One of the neat things about being unemployed is that you get a lot of e-mails. Just sign up for CareerBuilder.com or any other job search site, and all of a sudden everyone wants to help you land a gig. Just yesterday, I received e-mails from Career Alerter, Jobungo, JobSerious, and something called Wullo. Unfortunately, most of the job postings are not exactly the result of what you would call a targeted search. Nursing Assistant, Truck Driver, Cook and Information Technology Specialist are some of the more common recommendations. As soon as I learn how to not burn waffles in my toaster oven, I will probably apply for that cooking gig.
Even more discouraging are the unsolicited e-mails from actual people you don’t know, usually with promising titles like: “You Future Starts Today,” “Be in Control,” and the cleverly deceptive “Following Up on Your Interview Request.” A lot of these have to do with realizing my lifelong dream of starting my own agency for an insurance company. These intimate-sounding e-mails usually read something like this:
We need to talk. As you already know, Greatest American Hero Insurance Corp. is in the process of a massive, nationwide expansion. In the Midwest alone, we expect to open more than 2,000 offices in the next year.

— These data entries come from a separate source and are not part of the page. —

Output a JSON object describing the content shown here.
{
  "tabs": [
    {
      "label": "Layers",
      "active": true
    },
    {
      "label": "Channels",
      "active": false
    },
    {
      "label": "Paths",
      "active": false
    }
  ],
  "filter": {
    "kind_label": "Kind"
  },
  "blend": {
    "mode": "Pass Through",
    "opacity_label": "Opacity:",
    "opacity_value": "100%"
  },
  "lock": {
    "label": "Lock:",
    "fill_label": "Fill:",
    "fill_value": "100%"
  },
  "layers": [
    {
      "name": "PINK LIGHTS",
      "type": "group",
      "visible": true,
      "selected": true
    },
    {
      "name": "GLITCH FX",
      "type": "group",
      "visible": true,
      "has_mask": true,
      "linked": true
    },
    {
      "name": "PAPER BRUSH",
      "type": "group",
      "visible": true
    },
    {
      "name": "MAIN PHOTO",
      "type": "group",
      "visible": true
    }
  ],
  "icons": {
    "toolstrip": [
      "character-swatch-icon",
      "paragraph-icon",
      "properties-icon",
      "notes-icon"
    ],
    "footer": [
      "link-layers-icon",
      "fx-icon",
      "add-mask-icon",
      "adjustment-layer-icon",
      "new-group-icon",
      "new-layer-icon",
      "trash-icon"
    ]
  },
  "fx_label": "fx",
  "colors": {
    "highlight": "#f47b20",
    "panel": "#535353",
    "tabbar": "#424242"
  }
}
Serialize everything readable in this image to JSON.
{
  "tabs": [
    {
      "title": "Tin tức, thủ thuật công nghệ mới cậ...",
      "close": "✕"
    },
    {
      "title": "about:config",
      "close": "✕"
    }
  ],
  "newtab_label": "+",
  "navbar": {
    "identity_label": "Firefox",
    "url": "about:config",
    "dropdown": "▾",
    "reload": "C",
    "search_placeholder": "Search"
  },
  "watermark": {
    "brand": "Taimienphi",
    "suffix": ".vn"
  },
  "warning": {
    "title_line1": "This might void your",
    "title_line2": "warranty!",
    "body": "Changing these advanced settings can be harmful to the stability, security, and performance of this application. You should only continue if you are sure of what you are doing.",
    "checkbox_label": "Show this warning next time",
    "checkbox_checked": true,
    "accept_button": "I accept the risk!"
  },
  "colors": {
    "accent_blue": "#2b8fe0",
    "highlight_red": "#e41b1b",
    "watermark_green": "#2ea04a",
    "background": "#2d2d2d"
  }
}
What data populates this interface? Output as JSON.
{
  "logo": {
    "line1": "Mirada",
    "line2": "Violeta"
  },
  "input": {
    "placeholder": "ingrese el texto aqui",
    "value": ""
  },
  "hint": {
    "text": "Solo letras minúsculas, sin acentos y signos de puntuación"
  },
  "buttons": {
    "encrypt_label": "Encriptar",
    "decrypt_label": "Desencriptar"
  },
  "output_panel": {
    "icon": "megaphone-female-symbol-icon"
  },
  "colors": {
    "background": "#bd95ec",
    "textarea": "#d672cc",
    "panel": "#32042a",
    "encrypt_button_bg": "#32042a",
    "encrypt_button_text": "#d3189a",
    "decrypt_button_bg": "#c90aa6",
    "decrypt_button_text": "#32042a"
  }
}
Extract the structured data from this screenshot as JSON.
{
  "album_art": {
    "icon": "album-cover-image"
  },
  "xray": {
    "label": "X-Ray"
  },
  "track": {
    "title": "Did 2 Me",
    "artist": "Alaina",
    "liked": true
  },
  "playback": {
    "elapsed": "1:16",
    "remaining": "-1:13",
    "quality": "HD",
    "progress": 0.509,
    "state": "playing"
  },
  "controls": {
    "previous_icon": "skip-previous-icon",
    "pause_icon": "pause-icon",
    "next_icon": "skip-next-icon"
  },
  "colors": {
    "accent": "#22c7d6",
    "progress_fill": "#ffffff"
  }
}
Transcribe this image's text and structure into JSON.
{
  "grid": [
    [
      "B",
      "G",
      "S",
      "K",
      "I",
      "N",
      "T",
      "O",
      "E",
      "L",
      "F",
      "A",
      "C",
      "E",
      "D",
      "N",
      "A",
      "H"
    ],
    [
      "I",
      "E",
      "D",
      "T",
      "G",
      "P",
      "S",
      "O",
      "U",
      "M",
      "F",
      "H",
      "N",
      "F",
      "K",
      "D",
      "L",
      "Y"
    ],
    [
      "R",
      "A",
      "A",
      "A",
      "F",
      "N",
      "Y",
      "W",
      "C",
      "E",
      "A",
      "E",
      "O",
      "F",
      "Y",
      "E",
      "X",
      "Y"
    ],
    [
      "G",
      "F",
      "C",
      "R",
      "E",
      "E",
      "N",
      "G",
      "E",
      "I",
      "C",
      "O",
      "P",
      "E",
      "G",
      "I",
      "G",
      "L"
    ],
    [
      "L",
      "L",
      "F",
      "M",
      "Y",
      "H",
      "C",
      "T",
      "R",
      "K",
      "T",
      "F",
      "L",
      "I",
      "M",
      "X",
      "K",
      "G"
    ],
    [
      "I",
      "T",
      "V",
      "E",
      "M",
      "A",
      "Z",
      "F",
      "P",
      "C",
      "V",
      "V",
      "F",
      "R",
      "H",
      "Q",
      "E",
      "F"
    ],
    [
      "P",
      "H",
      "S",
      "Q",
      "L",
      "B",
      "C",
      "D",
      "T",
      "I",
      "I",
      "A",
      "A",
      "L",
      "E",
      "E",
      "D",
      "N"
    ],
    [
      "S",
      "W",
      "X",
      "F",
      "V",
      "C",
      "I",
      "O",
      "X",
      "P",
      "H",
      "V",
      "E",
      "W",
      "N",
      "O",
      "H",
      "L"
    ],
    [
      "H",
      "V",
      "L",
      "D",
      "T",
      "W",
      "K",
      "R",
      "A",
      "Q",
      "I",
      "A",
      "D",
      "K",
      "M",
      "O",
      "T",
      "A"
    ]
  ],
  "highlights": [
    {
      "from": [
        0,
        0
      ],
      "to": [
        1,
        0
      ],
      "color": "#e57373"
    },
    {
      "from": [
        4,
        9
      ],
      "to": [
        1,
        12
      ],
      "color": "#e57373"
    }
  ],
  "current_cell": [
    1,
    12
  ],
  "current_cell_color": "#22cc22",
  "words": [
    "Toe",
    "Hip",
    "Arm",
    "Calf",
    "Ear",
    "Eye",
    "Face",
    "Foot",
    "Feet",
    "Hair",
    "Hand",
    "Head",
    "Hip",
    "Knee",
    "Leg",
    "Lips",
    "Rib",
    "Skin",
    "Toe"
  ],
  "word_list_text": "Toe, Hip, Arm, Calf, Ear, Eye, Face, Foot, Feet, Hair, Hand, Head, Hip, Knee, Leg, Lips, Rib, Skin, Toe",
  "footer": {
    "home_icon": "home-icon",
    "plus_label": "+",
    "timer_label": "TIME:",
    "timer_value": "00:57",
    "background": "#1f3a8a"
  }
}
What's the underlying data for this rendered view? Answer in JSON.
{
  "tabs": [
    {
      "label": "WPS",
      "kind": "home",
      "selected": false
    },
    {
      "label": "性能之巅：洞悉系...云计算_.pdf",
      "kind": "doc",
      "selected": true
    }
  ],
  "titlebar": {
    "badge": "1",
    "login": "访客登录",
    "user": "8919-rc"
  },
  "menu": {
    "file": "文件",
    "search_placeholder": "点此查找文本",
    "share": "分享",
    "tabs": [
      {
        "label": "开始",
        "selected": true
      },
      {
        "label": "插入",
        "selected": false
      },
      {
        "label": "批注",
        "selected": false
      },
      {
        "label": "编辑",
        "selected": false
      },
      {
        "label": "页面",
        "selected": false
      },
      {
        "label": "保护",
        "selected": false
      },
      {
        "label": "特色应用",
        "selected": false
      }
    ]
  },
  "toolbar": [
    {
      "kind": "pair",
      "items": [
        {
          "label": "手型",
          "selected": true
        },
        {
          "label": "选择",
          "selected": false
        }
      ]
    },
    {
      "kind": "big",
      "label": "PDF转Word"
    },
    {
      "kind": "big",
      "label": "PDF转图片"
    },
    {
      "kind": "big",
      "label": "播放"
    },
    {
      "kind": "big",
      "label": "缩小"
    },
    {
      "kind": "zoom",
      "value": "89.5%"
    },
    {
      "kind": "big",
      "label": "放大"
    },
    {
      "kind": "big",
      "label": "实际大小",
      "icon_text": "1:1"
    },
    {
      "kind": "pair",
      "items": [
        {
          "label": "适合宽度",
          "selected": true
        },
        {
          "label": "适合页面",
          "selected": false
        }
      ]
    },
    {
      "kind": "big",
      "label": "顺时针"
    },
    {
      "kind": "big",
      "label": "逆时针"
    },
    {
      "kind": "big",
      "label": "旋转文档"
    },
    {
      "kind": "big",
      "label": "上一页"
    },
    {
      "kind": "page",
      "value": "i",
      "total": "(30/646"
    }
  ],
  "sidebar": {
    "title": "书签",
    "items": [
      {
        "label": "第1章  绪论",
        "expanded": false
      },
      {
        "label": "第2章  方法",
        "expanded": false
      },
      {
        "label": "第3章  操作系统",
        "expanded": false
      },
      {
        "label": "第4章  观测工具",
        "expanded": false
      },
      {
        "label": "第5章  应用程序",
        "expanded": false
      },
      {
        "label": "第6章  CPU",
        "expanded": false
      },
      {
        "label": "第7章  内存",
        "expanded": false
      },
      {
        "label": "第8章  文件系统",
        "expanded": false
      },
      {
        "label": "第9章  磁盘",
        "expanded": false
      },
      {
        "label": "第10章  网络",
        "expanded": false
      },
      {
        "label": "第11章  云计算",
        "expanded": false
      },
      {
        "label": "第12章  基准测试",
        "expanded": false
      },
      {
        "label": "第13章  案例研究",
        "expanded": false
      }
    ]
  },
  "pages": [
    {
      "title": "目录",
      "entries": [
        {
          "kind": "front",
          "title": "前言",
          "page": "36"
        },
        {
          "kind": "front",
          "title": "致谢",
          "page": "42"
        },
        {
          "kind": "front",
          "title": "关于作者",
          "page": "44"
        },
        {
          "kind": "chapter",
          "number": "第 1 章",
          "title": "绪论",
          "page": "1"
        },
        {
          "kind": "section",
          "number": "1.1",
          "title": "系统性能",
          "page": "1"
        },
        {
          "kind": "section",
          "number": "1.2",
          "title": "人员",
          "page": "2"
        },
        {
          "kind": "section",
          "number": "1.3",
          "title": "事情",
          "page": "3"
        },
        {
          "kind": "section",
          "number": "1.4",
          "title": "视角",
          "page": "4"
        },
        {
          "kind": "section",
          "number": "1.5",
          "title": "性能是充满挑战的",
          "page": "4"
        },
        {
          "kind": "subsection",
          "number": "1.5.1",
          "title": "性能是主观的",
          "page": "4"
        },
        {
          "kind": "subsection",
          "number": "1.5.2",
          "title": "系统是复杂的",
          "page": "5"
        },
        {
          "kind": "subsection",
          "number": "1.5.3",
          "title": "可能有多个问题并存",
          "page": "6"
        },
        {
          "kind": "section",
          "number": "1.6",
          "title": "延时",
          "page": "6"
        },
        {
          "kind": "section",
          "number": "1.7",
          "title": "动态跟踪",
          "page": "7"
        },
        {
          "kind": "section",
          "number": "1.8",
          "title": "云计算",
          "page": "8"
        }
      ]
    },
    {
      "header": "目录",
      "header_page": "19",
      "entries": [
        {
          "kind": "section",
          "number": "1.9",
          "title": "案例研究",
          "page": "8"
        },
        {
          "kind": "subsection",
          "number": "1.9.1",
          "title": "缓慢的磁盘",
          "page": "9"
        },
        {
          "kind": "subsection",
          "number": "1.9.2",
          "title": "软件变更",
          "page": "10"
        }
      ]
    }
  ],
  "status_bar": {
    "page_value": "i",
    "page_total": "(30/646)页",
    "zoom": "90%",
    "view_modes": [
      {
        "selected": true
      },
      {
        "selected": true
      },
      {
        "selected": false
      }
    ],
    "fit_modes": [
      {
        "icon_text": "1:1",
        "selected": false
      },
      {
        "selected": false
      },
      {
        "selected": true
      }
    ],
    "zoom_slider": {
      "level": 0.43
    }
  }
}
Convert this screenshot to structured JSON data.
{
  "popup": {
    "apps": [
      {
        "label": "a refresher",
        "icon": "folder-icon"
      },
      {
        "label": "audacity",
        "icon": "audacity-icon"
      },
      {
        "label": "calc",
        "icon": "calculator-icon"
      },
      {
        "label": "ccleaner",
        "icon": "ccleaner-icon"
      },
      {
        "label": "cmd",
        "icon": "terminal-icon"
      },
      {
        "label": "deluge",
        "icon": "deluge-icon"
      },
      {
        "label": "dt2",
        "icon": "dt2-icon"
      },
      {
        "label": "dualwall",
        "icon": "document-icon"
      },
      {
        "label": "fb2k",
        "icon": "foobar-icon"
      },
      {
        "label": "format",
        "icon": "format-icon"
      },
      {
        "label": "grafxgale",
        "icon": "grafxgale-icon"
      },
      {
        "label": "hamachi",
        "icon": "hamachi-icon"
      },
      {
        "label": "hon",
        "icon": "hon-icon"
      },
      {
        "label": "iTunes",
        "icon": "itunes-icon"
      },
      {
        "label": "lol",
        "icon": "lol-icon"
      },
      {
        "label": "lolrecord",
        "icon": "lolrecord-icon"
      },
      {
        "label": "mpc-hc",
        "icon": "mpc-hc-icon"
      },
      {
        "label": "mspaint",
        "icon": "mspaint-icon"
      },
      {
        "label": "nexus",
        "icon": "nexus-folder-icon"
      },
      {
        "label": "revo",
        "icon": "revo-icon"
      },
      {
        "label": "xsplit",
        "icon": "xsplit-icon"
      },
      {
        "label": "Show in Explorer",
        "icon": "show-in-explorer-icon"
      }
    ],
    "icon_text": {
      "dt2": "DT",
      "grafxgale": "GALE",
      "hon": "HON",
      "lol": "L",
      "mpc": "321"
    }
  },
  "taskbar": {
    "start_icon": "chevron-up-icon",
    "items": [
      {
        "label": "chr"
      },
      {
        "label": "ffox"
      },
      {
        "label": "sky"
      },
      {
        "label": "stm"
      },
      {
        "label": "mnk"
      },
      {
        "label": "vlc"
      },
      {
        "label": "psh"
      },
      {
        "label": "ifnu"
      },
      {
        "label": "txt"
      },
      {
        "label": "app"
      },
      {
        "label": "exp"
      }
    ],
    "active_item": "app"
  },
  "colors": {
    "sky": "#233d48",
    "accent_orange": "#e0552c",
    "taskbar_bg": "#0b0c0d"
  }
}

Here’s where you come in: we are searching for enterprising, entrepreneurial, innovative and motivated self-starters to open agency offices for Greatest American Hero. I’ve seen your experience and I know you have the people skills and passion to become an outstanding agent. We at Greatest American Hero would give you to tools you need to start your office, market our menu of policies and build up a loyal customer base. Get on board, because opportunities like these don’t come around very often. Please call me today at 1-877-OUR-HERO. Don’t be afraid to achieve excellence!
Director of North America Sales
Not to look a gift horse in the mouth, but I don’t think I would be an ideal candidate to start an insurance office. I can’t even get through a 30-minute policy review with my State Farm agent without my eyes glazing over and the need to take a little nap. I have not done sales since high school, when the Greenville News-Piedmont would drop me off in the poorest neighborhoods to hawk newspaper subscriptions. That job lasted about six weeks.
So I haven’t yet responded to Forest’s e-mail about the Greatest American Hero opportunity, but I’m saving his contact information. You never know where a job search might take you.